“Certainly I think you’re gonna see it worse in places like the Southeast — in Georgia and Florida — and California,” he said.
The USDA doesn’t survey prices in California because the state sets minimum farm-level prices, skewing retail dairy prices. But those retail prices are near $4 a gallon in many cities there, too.
Von’s, one of the major chains operating in California, charged $3.99 for a gallon of whole milk at its Los Angeles-area stores on Wednesday, according to its Web site.
Like consumers, companies that use milk, cheese and other dairy products are expecting to spend more the rest of this year.
Hershey Co., the country’s biggest candy maker, recently scaled back its earnings expectations for this year, due in part to higher dairy costs. Kraft Foods Inc. raised prices earlier this year on some dairy-based products.
Similarly, Domino’s Pizza recently said that it expects to pay more through the rest of this year for the cheese it melts on top of more than a million pizzas every day. But Domino’s says it probably won’t raise the price of a pizza because its industry is too competitive, spokesman Tim McIntyre said.
“Margins get squeezed when prices go up, but everything goes in cycles,” he said in an e-mailed statement. “We plan for this and ride the wave.”
Competition might be the best guard against rapid increases in retail dairy prices, too, said the Milk Producers Federation’s Galen.
Mass-market retailers such as Wal-Mart, Target and Costco, he said, often sell milk at cost to pull in customers, then make their money elsewhere. That tends to limit how high grocers can raise their prices for milk.
The last dramatic dairy-price increases were in 2004, when — following a period of low prices — production fell and many farmers left the business, Galen said. The increase was sharp, he said.
This time, prices appear to be heading for a more sustained plateau, Galen said.
No matter, many consumers say. Similar to the way they continue to buy just as much gasoline now as they did before prices spiked this year, higher dairy prices won’t change how much they buy.

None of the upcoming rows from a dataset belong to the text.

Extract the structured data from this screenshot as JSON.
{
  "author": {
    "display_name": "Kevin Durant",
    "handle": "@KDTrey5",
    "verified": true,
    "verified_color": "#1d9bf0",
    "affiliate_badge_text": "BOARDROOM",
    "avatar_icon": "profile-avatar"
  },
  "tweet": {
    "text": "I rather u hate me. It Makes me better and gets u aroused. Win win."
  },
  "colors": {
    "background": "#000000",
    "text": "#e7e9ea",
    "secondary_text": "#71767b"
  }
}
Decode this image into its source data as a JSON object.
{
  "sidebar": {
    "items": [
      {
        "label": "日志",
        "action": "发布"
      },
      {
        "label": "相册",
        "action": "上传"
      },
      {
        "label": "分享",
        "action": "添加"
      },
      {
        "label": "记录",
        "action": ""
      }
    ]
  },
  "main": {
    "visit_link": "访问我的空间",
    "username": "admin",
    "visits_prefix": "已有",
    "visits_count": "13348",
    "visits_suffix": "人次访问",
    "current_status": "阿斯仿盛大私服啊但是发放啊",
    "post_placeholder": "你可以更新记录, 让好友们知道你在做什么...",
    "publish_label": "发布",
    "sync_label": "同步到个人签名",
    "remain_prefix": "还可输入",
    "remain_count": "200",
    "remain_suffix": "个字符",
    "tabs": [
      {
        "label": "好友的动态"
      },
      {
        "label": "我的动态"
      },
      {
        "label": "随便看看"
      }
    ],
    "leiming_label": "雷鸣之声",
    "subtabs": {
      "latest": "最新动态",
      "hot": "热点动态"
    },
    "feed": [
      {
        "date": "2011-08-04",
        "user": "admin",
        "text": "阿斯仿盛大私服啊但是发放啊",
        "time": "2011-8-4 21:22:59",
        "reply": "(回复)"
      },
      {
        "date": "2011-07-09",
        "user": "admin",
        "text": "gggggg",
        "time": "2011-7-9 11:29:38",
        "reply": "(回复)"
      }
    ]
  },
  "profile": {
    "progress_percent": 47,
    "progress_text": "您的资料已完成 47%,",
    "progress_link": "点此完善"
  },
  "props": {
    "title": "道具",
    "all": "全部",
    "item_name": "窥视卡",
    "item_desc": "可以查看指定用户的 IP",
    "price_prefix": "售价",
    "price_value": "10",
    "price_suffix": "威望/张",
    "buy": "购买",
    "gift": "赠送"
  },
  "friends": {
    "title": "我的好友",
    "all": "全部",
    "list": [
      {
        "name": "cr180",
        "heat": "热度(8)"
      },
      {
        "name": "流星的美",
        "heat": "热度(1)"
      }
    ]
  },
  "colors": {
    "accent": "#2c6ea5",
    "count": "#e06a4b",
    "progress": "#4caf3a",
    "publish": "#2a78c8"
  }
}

Chicago interior designer Denise Olsen, 41, said as she shopped Wednesday that she won’t change how much milk, cheese and yogurt her family buys.
“Gas and food are necessities, where I don’t need a new pair of shorts for the summer,” she said.
© 2007 The Associated Press. All rights reserved. This material may not be published, broadcast, rewritten or redistributed. Reuters contributed to this report.